Sarkis said they like to entertain, but because both their families are large, when it came time for birthday parties, they had to wait for warmer weather to host outdoors, or have two parties, one for each side of the family.
History of the property
The original owners, the Ponn family, purchased the land in 1955 to build the home where they spent the rest of their lives.
When the Chekijians bought it, everything in the home was original, even the yellow appliances. There was wallpaper, shag carpet, yellow and brown tile in the bathrooms, and Formica countertops and cabinets in the kitchen and bathrooms.
Rita said the bathrooms were in good condition, although they were small and dated. She was also impressed with the number of closets, including a very large linen closet.
Changes to improve their space
The Chekijians hired architect Diane Miller and came up with a plan they revised five times before finalizing it.
Miller said she has had many clients who live in their homes first before embarking on renovation projects.
“One advantage of living in a space for a while is that you really get to know how your family operates in the space on a daily basis and that an really help inform a design,” said Miller, quoting Winston Churchill: “We shape our buildings. Thereafter, they shape us.”
Rita didn’t know if she would like living in a ranch home as she had always lived in a colonial or cape-style home. One benefit of living in the home first was that they quickly realized they liked one-level living.
They originally thought they would want to add a larger addition to gain a primary suite.

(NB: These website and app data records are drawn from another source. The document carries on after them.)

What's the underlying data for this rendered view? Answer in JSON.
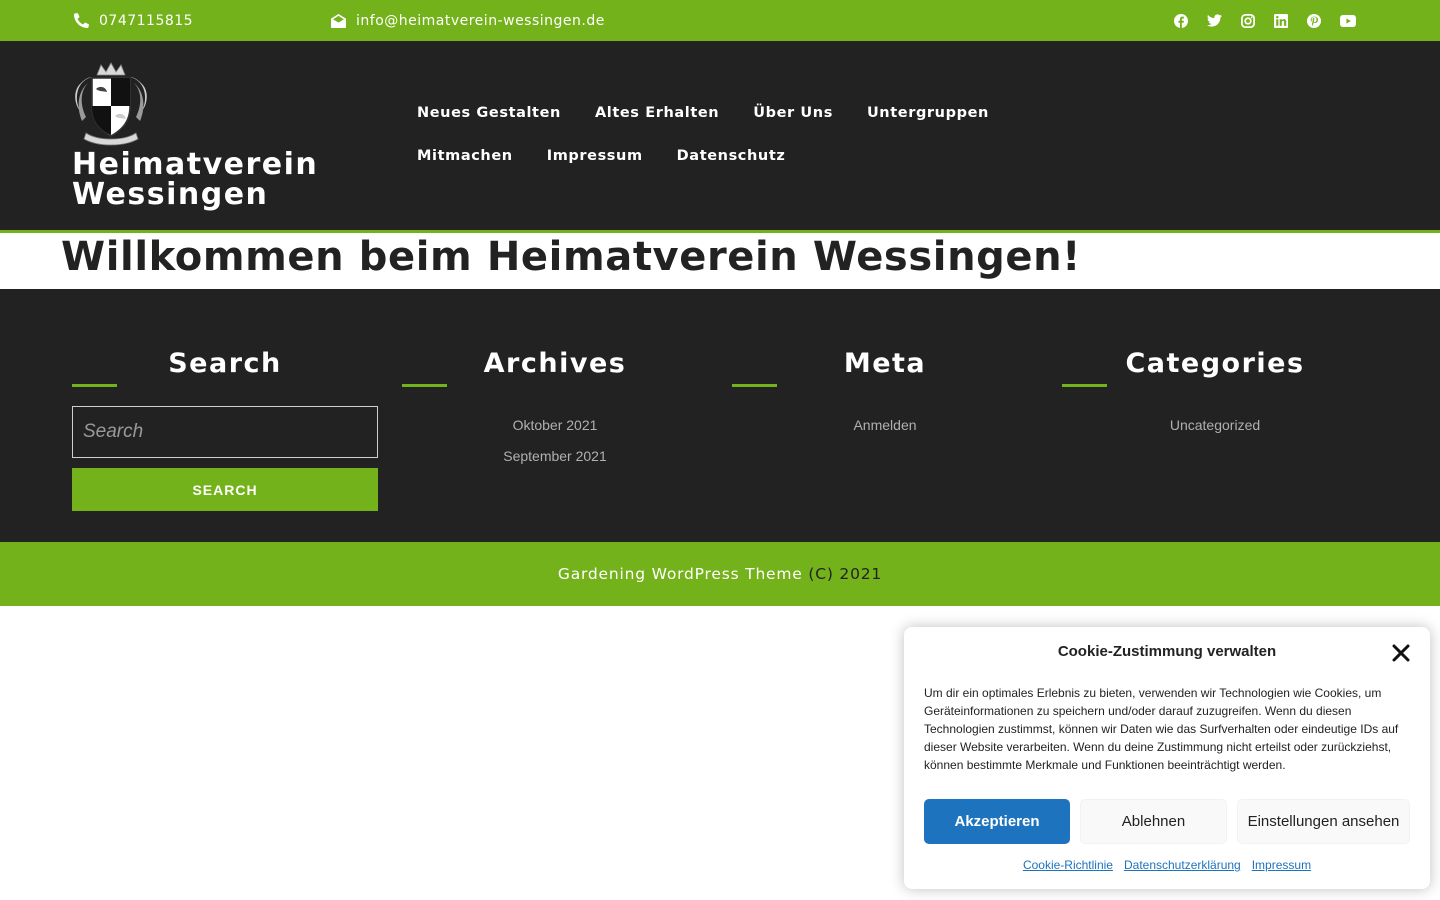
{
  "topbar": {
    "phone": "0747115815",
    "email": "info@heimatverein-wessingen.de",
    "socials": [
      "facebook-icon",
      "twitter-icon",
      "instagram-icon",
      "linkedin-icon",
      "pinterest-icon",
      "youtube-icon"
    ],
    "bg_color": "#73b21a"
  },
  "header": {
    "site_title_line1": "Heimatverein",
    "site_title_line2": "Wessingen",
    "nav": [
      {
        "label": "Neues Gestalten"
      },
      {
        "label": "Altes Erhalten"
      },
      {
        "label": "Über Uns"
      },
      {
        "label": "Untergruppen"
      },
      {
        "label": "Mitmachen"
      },
      {
        "label": "Impressum"
      },
      {
        "label": "Datenschutz"
      }
    ],
    "bg_color": "#222222"
  },
  "page": {
    "title": "Willkommen beim Heimatverein Wessingen!"
  },
  "widgets": {
    "search": {
      "title": "Search",
      "placeholder": "Search",
      "button": "SEARCH"
    },
    "archives": {
      "title": "Archives",
      "items": [
        "Oktober 2021",
        "September 2021"
      ]
    },
    "meta": {
      "title": "Meta",
      "items": [
        "Anmelden"
      ]
    },
    "categories": {
      "title": "Categories",
      "items": [
        "Uncategorized"
      ]
    }
  },
  "footer": {
    "theme_link": "Gardening WordPress Theme",
    "copyright": "(C) 2021"
  },
  "cookie": {
    "title": "Cookie-Zustimmung verwalten",
    "text": "Um dir ein optimales Erlebnis zu bieten, verwenden wir Technologien wie Cookies, um Geräteinformationen zu speichern und/oder darauf zuzugreifen. Wenn du diesen Technologien zustimmst, können wir Daten wie das Surfverhalten oder eindeutige IDs auf dieser Website verarbeiten. Wenn du deine Zustimmung nicht erteilst oder zurückziehst, können bestimmte Merkmale und Funktionen beeinträchtigt werden.",
    "accept": "Akzeptieren",
    "deny": "Ablehnen",
    "preferences": "Einstellungen ansehen",
    "links": [
      "Cookie-Richtlinie",
      "Datenschutzerklärung",
      "Impressum"
    ],
    "accent_color": "#1e73be"
  }
}
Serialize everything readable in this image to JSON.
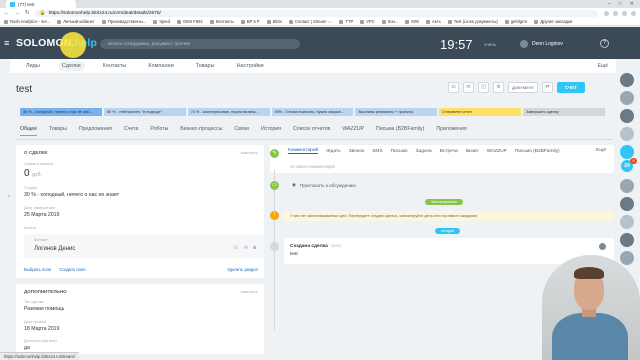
{
  "browser": {
    "tab_title": "(77) test",
    "url": "https://solomonhelp.bitrix24.ru/crm/deal/details/2675/",
    "bookmarks": [
      "Rush Analytics - ser...",
      "Личный кабинет",
      "Производственны...",
      "Sjeed",
      "GEN F602",
      "Контакты",
      "BP в Р",
      "Bitrix",
      "Contact | Stream -...",
      "ТТР",
      "УРС",
      "Кон...",
      "КЛК",
      "Акть",
      "Test (Lines документы)",
      "gefolgror",
      "Другие закладки"
    ]
  },
  "header": {
    "logo": "SOLOMON.",
    "logo_accent": "help",
    "search_placeholder": "искать сотрудника, документ, прочее",
    "time": "19:57",
    "time_suffix": "2",
    "status": "очень",
    "user_name": "Denn Loginov",
    "help": "?"
  },
  "crm_nav": {
    "items": [
      "Лиды",
      "Сделки",
      "Контакты",
      "Компании",
      "Товары",
      "Настройки"
    ],
    "active_index": 1,
    "more": "Ещё"
  },
  "deal": {
    "title": "test",
    "document_btn": "ДОКУМЕНТ",
    "invoice_btn": "СЧЕТ"
  },
  "stages": [
    {
      "label": "30 % - холодный, ничего о нас не зна...",
      "color": "#76b1f2"
    },
    {
      "label": "50 % - «нейтрален, \"в подходе\"",
      "color": "#b9d5f2"
    },
    {
      "label": "70 % - заинтересован, нужно возвеж...",
      "color": "#b9d5f2"
    },
    {
      "label": "90% - Готова помогать, нужно закрыв...",
      "color": "#b9d5f2"
    },
    {
      "label": "Высланы реквизиты + проекты",
      "color": "#b9d5f2"
    },
    {
      "label": "Отправлен отчет",
      "color": "#ffe066"
    },
    {
      "label": "Завершить сделку",
      "color": "#d5d7db"
    }
  ],
  "section_tabs": [
    "Общее",
    "Товары",
    "Предложения",
    "Счета",
    "Роботы",
    "Бизнес-процессы",
    "Связи",
    "История",
    "Список отчетов",
    "WAZZUP",
    "Письма (B2BFamily)",
    "Приложения"
  ],
  "about": {
    "title": "О сделке",
    "change": "изменить",
    "sum_label": "Сумма и валюта",
    "sum": "0",
    "currency": "руб.",
    "stage_label": "Стадия",
    "stage_value": "30 % - холодный, ничего о нас не знает",
    "date_label": "Дата завершения",
    "date_value": "25 Марта 2019",
    "client_label": "Клиент",
    "contact_label": "Контакт",
    "contact_name": "Логинов Денис",
    "choose": "Выбрать поле",
    "create": "Создать поле",
    "delete": "Удалить раздел"
  },
  "extra": {
    "title": "Дополнительно",
    "change": "изменить",
    "type_label": "Тип сделки",
    "type_value": "Разовая помощь",
    "start_label": "Дата начала",
    "start_value": "18 Марта 2019",
    "avail_label": "Доступна для всех",
    "avail_value": "да"
  },
  "timeline": {
    "tabs": [
      "Комментарий",
      "Ждать",
      "Звонок",
      "SMS",
      "Письмо",
      "Задача",
      "Встреча",
      "Визит",
      "WAZZUP",
      "Письмо (B2BFamily)"
    ],
    "more": "Ещё",
    "placeholder": "Оставьте комментарий",
    "watch": "Пригласить к обсуждению",
    "planned": "Запланировано",
    "notice": "У вас нет запланированных дел. Переведите стадию сделки, запланируйте дело или поставьте ожидание",
    "today": "сегодня",
    "created_title": "Создана сделка",
    "created_time": "19:52",
    "created_body": "test"
  },
  "right_sidebar": {
    "badge": "24",
    "count": "8"
  },
  "statusbar": "https://solomonhelp.bitrix24.ru/stream/"
}
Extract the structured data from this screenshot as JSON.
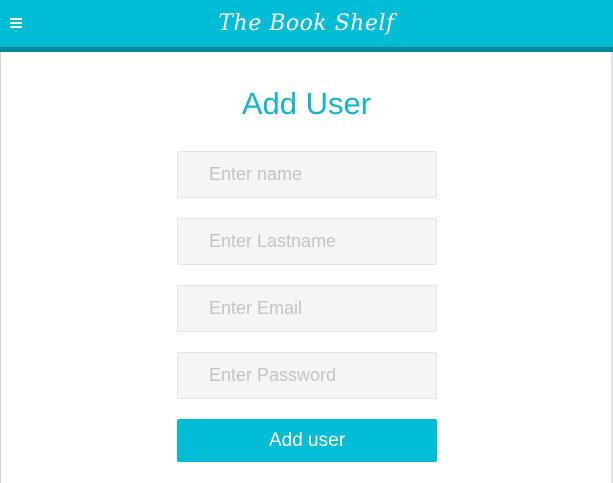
{
  "header": {
    "menu_icon": "hamburger-menu-icon",
    "brand_title": "The Book Shelf",
    "background_color": "#00bcd4",
    "border_color": "#00899c"
  },
  "form": {
    "title": "Add User",
    "title_color": "#12b5cb",
    "fields": {
      "name": {
        "placeholder": "Enter name",
        "value": ""
      },
      "lastname": {
        "placeholder": "Enter Lastname",
        "value": ""
      },
      "email": {
        "placeholder": "Enter Email",
        "value": ""
      },
      "password": {
        "placeholder": "Enter Password",
        "value": ""
      }
    },
    "submit_label": "Add user",
    "submit_color": "#00bcd4"
  }
}
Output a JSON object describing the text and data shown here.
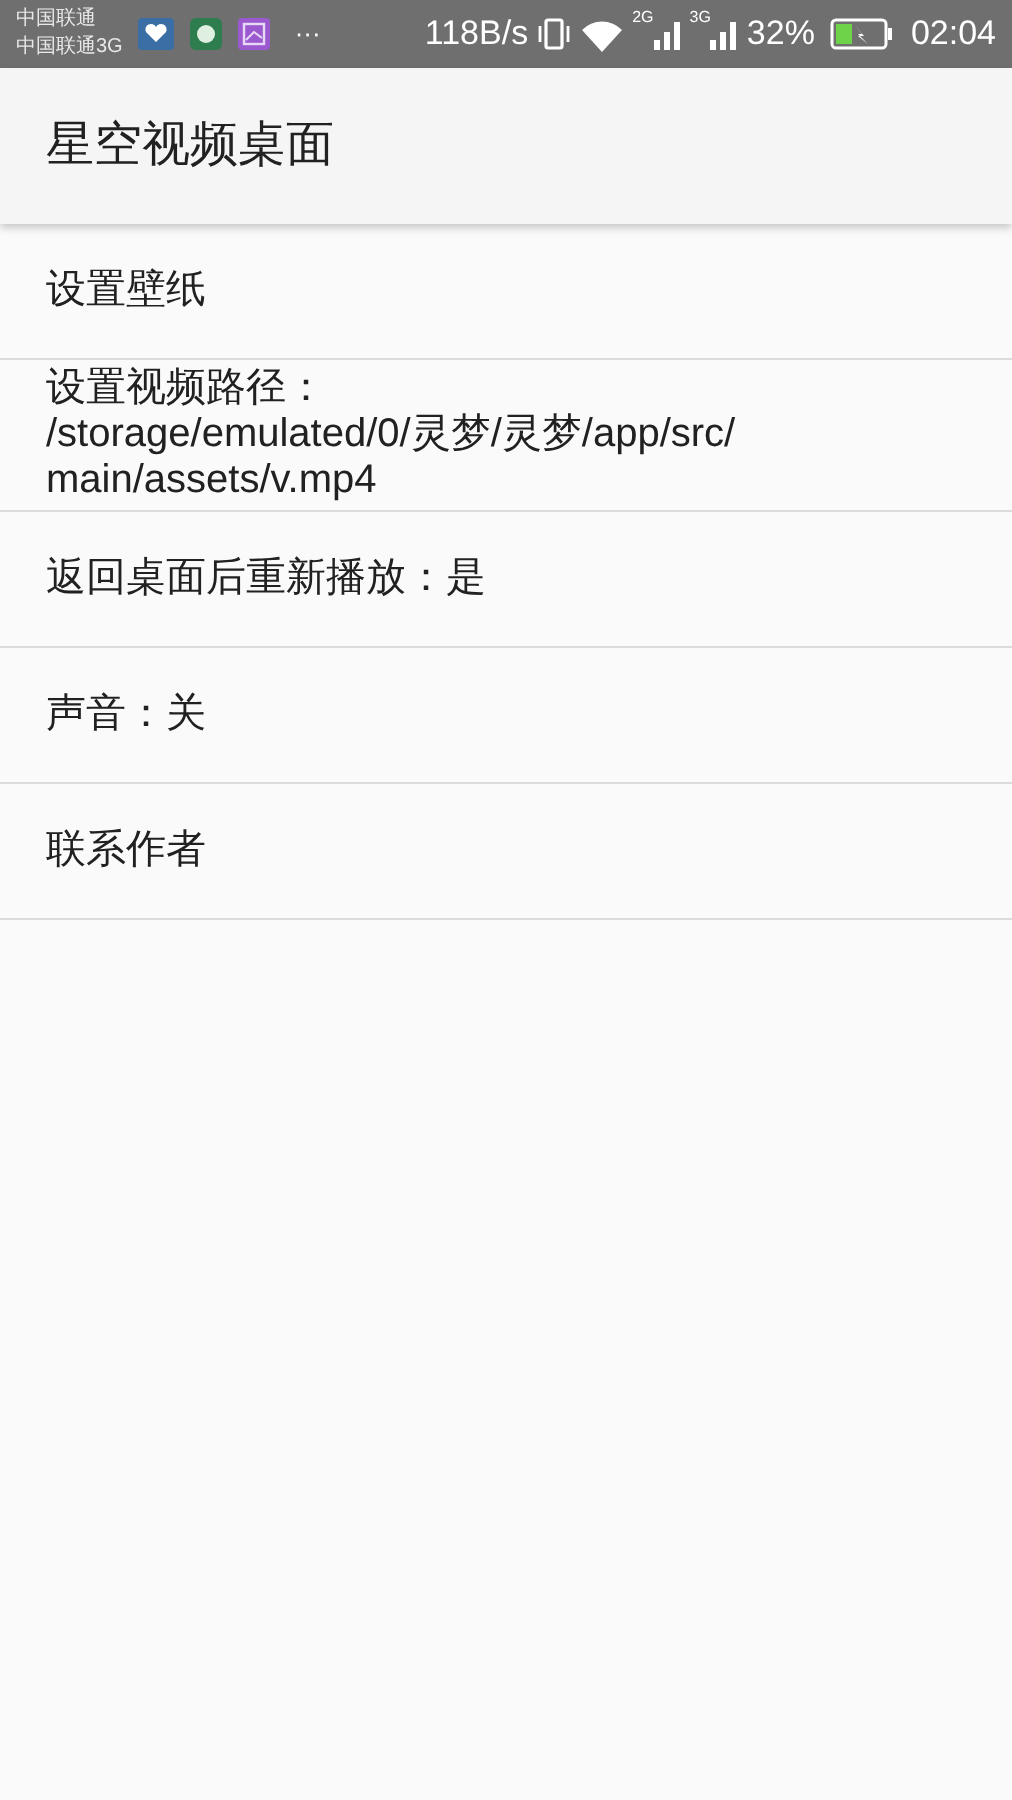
{
  "status_bar": {
    "carrier_1": "中国联通",
    "carrier_2": "中国联通3G",
    "more": "···",
    "speed": "118B/s",
    "signal_1_label": "2G",
    "signal_2_label": "3G",
    "battery": "32%",
    "time": "02:04"
  },
  "app_bar": {
    "title": "星空视频桌面"
  },
  "settings": [
    {
      "text": "设置壁纸"
    },
    {
      "text": "设置视频路径：\n/storage/emulated/0/灵梦/灵梦/app/src/\nmain/assets/v.mp4"
    },
    {
      "text": "返回桌面后重新播放：是"
    },
    {
      "text": "声音：关"
    },
    {
      "text": "联系作者"
    }
  ]
}
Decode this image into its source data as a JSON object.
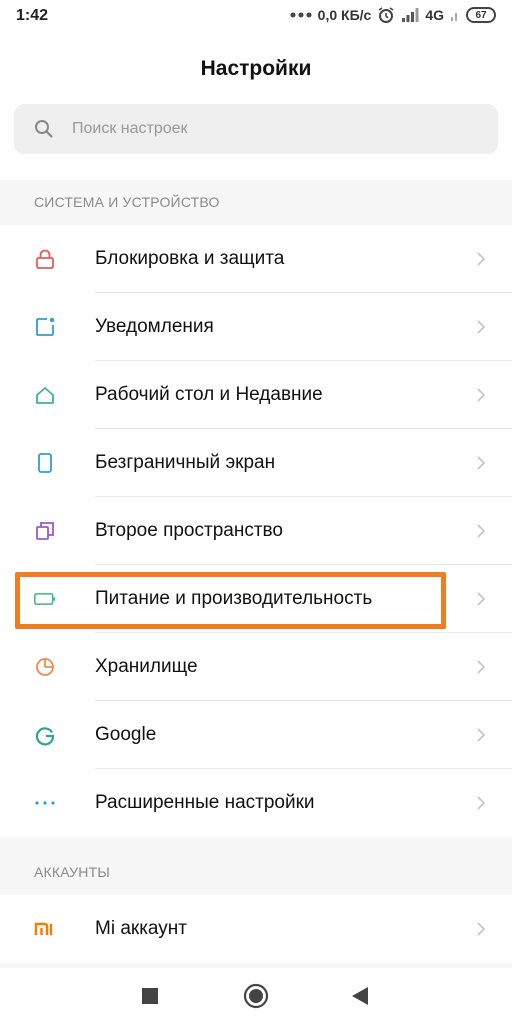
{
  "status_bar": {
    "time": "1:42",
    "network_speed": "0,0 КБ/с",
    "network_type": "4G",
    "battery": "67"
  },
  "header": {
    "title": "Настройки"
  },
  "search": {
    "placeholder": "Поиск настроек"
  },
  "sections": [
    {
      "title": "СИСТЕМА И УСТРОЙСТВО",
      "items": [
        {
          "label": "Блокировка и защита",
          "icon": "lock-icon",
          "color": "#e55a5a"
        },
        {
          "label": "Уведомления",
          "icon": "notifications-icon",
          "color": "#2d9fd9"
        },
        {
          "label": "Рабочий стол и Недавние",
          "icon": "home-icon",
          "color": "#3cb88a"
        },
        {
          "label": "Безграничный экран",
          "icon": "fullscreen-phone-icon",
          "color": "#2d9fd9"
        },
        {
          "label": "Второе пространство",
          "icon": "second-space-icon",
          "color": "#9b59c9"
        },
        {
          "label": "Питание и производительность",
          "icon": "battery-icon",
          "color": "#3cb88a"
        },
        {
          "label": "Хранилище",
          "icon": "storage-pie-icon",
          "color": "#f08a4b"
        },
        {
          "label": "Google",
          "icon": "google-icon",
          "color": "#2ca58d"
        },
        {
          "label": "Расширенные настройки",
          "icon": "more-dots-icon",
          "color": "#2d9fd9"
        }
      ]
    },
    {
      "title": "АККАУНТЫ",
      "items": [
        {
          "label": "Mi аккаунт",
          "icon": "mi-logo-icon",
          "color": "#f57c00"
        }
      ]
    }
  ],
  "highlight": {
    "color": "#f47c20",
    "target": "Питание и производительность"
  },
  "nav": {
    "recents": "recents-square-icon",
    "home": "home-circle-icon",
    "back": "back-triangle-icon"
  }
}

However, after seeing the initial design by Miller and thinking about their wants and needs in the immediate long term future, they decided they didn’t need to go as big.
“We don’t want a gigantic house, but we wanted a house with a family room, larger kitchen, more open space for the main living area and I think we accomplished that with what we decided to do,” said Rita.
Their plan will grow their house from 2,200 square feet to 3,200 square feet, not including the finished basement.
Miller’s plan adds a 24-foot-by-27-foot addition which will add eight additional feet to the kitchen and dining room and give them a new family room. They are also adding a 20-foot-by-14-foot four-season sunroom to the side of the house and wrap-around farmer’s porch in the front.
The addition also includes a full foundation which will give the Chekijians an additional room in the basement with a wall of closet space for storage and space for exercise equipment.
Changes to the existing space
In the foyer, which opens into the living room, ceilings have been removed and reframed using part of the attic space to create a 13-foot cathedral ceiling.
The front entrance is being relocated a few feet to make room for a new half bathroom and foyer closet.
They are also making the primary bathroom larger by taking over part of an existing linen closet. They are adding double sink vanities to both upstairs bathrooms and putting in new toilets, linen closets and tile.
Rita is excited about the new kitchen, but even more so about the farmer’s porch addition, which she says was her main motivation for entire project.
“The home I grew up in had a farmer’s porch,” said Rita. She still loves going to her parents’ house and having coffee on their front porch.
Home’s value before and after
Rita, who is a Realtor with Real Estate Advisors Group in Watertown, has learned from her experience how much value an additional bathroom or bedroom adds to a home.
Their home in its “before” state, 1950s original, would sell for about $1.8 million in the current market, she said.
After the renovation, the home in today’s market will be worth about $2.7 million, according to Rita.
However, she said they plan to stay long term which is another contributing factor to how they designed their plans.